━━━ Information given
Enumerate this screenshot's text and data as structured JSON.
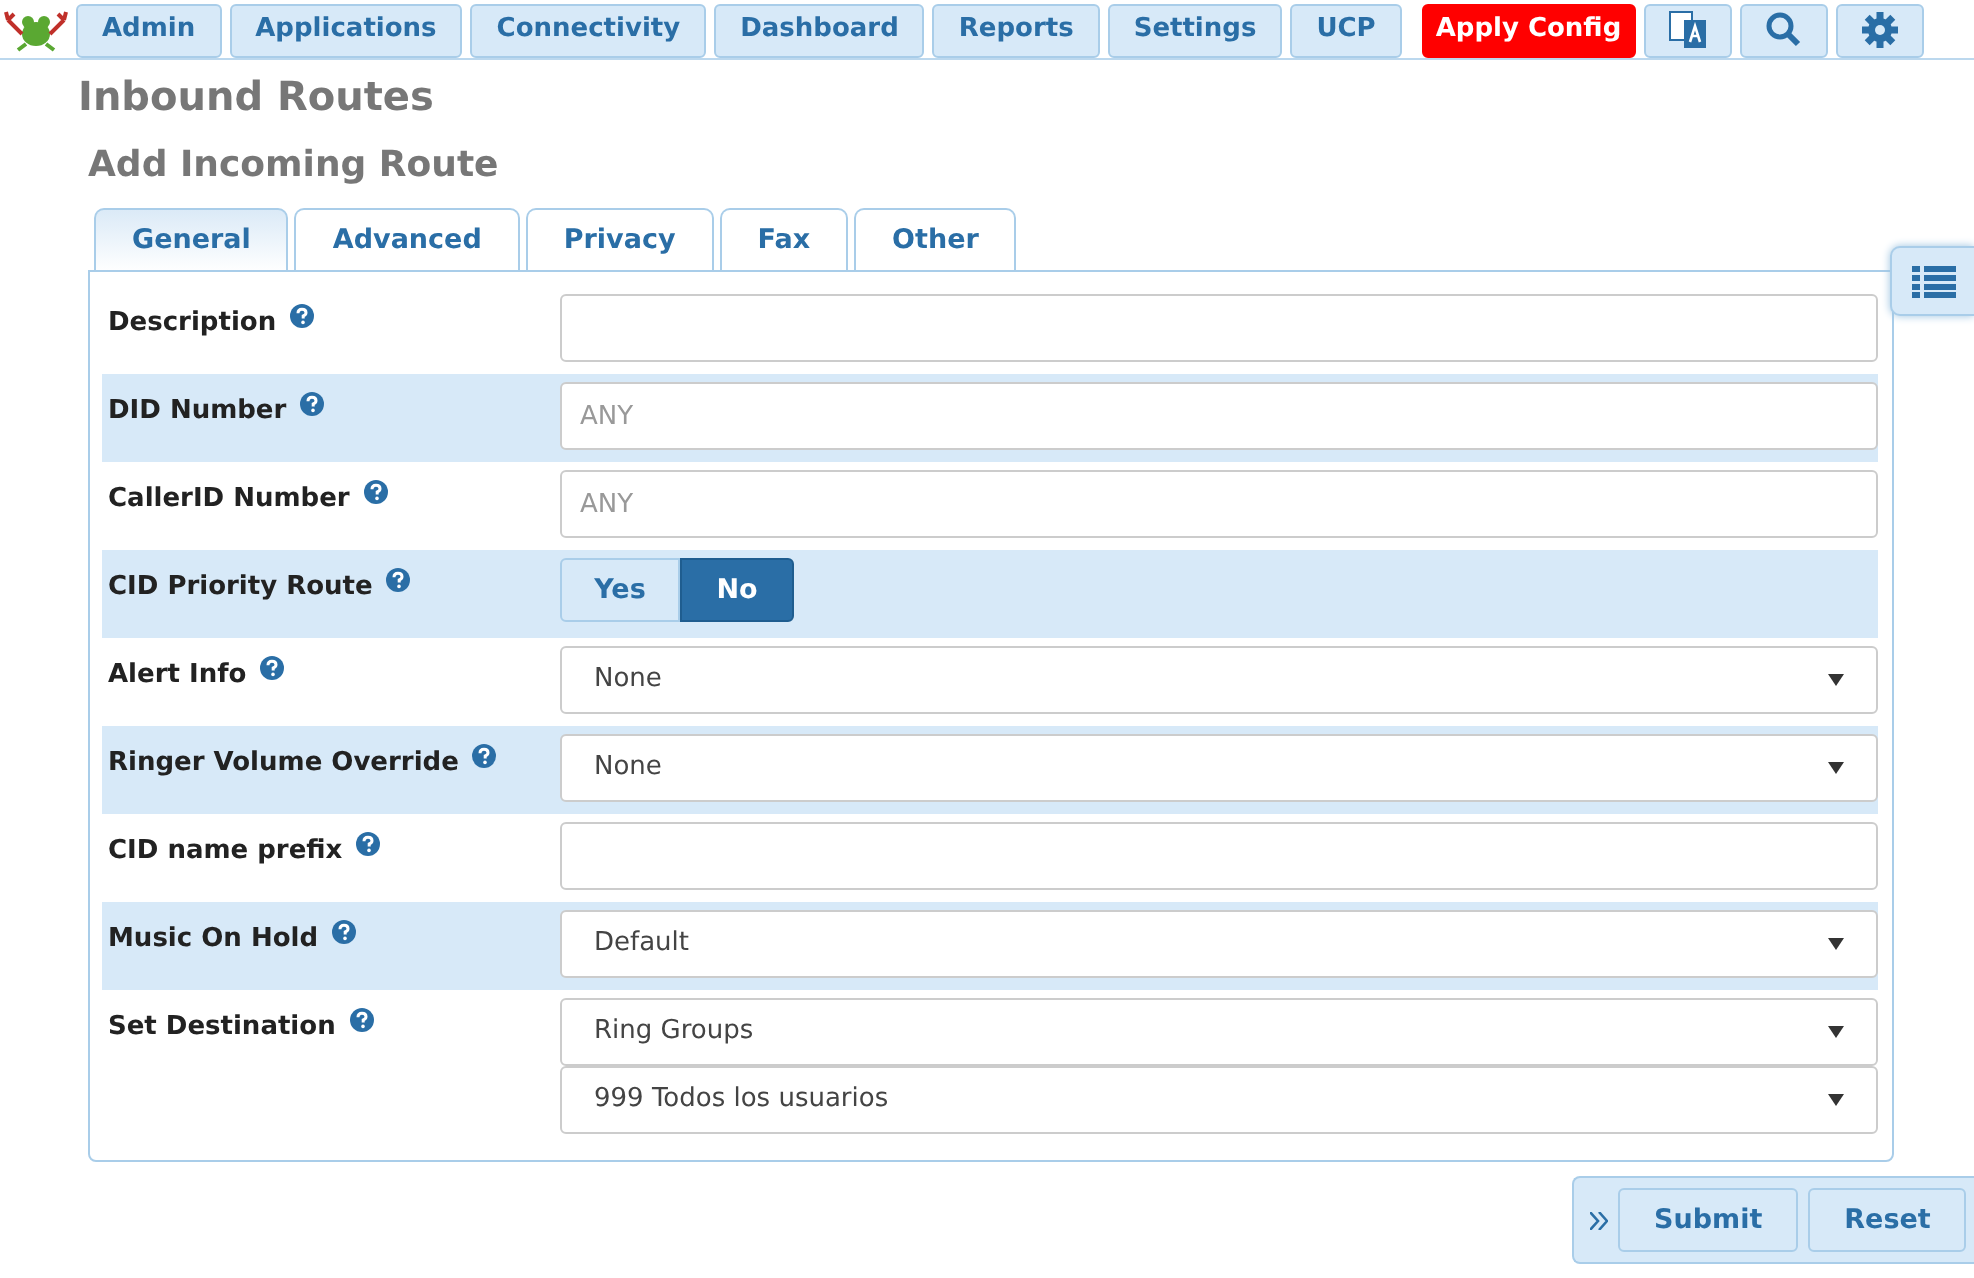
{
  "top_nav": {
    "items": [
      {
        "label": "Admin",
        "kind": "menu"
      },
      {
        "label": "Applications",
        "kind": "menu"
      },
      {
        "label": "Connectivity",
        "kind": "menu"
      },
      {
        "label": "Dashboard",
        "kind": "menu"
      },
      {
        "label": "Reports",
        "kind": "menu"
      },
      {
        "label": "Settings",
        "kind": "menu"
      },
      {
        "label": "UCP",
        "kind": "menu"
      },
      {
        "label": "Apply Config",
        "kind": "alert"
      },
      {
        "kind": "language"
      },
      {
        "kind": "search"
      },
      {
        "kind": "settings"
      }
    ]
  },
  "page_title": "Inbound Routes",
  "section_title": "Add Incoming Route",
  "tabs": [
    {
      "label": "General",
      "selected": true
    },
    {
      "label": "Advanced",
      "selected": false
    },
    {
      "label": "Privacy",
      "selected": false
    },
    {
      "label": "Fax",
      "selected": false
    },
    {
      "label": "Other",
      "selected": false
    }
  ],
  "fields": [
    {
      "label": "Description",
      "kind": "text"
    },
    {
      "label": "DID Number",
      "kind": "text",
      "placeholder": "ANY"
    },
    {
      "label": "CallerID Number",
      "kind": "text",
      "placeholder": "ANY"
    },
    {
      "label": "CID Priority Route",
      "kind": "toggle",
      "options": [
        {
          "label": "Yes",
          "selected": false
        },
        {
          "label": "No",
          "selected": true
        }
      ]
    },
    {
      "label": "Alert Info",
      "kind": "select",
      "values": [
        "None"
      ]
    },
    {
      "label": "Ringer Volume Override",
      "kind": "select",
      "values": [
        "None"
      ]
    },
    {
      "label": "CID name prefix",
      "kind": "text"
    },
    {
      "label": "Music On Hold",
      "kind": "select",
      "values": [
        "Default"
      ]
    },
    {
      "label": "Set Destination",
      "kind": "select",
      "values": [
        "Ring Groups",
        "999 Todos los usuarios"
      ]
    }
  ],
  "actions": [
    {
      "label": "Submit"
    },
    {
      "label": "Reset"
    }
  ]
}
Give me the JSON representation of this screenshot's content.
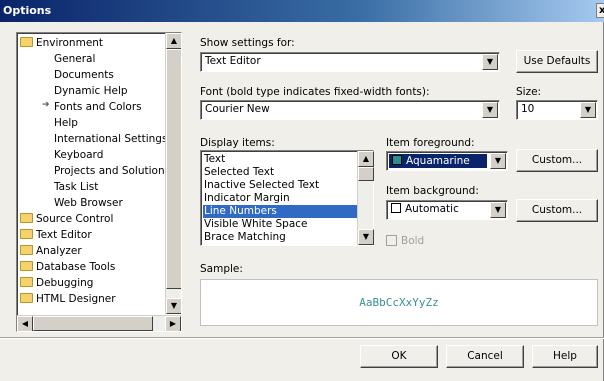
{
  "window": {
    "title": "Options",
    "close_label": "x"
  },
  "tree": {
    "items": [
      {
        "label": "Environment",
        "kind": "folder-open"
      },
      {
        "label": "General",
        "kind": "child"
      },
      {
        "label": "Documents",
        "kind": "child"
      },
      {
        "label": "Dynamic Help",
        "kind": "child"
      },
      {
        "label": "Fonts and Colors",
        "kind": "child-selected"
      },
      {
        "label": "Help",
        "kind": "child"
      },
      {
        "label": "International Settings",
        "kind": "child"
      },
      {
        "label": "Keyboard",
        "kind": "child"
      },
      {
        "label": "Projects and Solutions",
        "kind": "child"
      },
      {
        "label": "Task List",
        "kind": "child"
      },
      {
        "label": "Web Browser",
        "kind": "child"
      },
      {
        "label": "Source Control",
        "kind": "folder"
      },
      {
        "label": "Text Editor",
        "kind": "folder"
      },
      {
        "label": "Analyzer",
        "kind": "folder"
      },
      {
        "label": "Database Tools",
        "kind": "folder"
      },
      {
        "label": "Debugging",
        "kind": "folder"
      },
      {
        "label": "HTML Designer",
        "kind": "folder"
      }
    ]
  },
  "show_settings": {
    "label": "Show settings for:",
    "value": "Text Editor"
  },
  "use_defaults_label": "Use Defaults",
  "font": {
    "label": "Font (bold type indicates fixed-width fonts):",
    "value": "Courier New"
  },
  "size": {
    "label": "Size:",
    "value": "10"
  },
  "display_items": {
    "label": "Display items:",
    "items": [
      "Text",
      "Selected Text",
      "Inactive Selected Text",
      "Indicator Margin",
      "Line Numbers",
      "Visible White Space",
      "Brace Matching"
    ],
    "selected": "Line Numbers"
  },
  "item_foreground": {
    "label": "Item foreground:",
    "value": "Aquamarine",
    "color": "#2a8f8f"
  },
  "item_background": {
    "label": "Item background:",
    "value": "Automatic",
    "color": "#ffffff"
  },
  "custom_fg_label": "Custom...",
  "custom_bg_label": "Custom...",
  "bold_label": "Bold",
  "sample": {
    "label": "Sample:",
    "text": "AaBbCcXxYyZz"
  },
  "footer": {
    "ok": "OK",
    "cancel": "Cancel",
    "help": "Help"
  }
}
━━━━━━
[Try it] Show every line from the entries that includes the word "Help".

[Answer box]
        "label": "Dynamic Help",
        "label": "Help",
    "help": "Help"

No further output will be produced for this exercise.